“It is unacceptable for judges to be personally targeted and be disgraced due to their rulings,” the Supreme Election Council (YSK) said in a statement on May 8.
The YSK will continue to perform its duties without being affected by “pressure, libels, insults and threat campaigns,” said the statement.
The YSK said no politician has the right to “commit crimes or insult members of the judiciary” even if they have immunity from prosecution.
The statement said Kılıçdaroğlu had voiced some claims about council members which contained “insults, threats, and smears and showed them as targets by reading the names of some members of the board.”

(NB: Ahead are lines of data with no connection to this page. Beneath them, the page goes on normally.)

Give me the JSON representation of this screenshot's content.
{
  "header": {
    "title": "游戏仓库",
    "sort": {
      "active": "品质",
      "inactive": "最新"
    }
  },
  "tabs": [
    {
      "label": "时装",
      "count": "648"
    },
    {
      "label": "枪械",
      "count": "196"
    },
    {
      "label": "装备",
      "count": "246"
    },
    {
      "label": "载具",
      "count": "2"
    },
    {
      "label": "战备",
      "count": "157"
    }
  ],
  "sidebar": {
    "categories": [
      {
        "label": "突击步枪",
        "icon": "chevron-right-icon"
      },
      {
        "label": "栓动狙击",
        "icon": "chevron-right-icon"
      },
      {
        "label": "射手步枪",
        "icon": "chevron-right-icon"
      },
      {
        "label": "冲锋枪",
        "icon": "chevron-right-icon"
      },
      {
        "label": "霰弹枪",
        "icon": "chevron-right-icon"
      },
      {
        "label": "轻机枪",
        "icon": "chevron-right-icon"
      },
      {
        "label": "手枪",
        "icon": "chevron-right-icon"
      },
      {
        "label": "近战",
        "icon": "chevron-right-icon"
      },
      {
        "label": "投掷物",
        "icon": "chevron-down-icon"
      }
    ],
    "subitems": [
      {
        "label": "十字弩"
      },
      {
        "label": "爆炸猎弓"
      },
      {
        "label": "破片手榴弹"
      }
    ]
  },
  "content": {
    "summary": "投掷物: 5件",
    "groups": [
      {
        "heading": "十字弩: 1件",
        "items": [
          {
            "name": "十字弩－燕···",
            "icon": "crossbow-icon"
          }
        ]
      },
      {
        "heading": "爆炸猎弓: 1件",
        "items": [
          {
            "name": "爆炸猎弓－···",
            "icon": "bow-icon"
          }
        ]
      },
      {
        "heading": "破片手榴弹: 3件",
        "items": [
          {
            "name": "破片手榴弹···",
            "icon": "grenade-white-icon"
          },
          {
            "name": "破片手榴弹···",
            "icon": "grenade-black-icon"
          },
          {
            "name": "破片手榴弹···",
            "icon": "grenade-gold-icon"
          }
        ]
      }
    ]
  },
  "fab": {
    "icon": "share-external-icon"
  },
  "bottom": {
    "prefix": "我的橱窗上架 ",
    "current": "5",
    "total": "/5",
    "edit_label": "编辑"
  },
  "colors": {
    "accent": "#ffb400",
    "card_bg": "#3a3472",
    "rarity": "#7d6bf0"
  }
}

The decision drew an avalanche of criticism from the opposition, which said the elections were being re-run because the AKP’s candidate had lost.
In its decision, it said some polling officials and staff during the March 31 election were not civil servants as required by law. But the opposition says that the YSK had not objected to these officials before the elections were held.
Under the decision, Ekrem İmamoğlu, a CHP candidate who had been given the mandate to serve as the mayor of the country’s largest city, has had his certificate revoked, with an interim mayor filling the post until the June 23 polls.
Millions of Turkish voters cast their votes nationwide on March 31 in the local elections to choose mayors, city council members and other municipal officials.
Hurriyet Daily News